─── Input records ───

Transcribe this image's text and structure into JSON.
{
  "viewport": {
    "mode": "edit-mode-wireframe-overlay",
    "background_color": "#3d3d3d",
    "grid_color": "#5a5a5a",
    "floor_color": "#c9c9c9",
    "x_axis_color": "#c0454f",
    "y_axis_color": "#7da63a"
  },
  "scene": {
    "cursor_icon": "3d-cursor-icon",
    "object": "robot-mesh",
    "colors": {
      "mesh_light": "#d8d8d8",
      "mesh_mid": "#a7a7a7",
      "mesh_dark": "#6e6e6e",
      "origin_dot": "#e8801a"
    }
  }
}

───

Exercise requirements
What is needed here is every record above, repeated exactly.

Answer space
Transcribe this image's text and structure into JSON.
{
  "viewport": {
    "mode": "edit-mode-wireframe-overlay",
    "background_color": "#3d3d3d",
    "grid_color": "#5a5a5a",
    "floor_color": "#c9c9c9",
    "x_axis_color": "#c0454f",
    "y_axis_color": "#7da63a"
  },
  "scene": {
    "cursor_icon": "3d-cursor-icon",
    "object": "robot-mesh",
    "colors": {
      "mesh_light": "#d8d8d8",
      "mesh_mid": "#a7a7a7",
      "mesh_dark": "#6e6e6e",
      "origin_dot": "#e8801a"
    }
  }
}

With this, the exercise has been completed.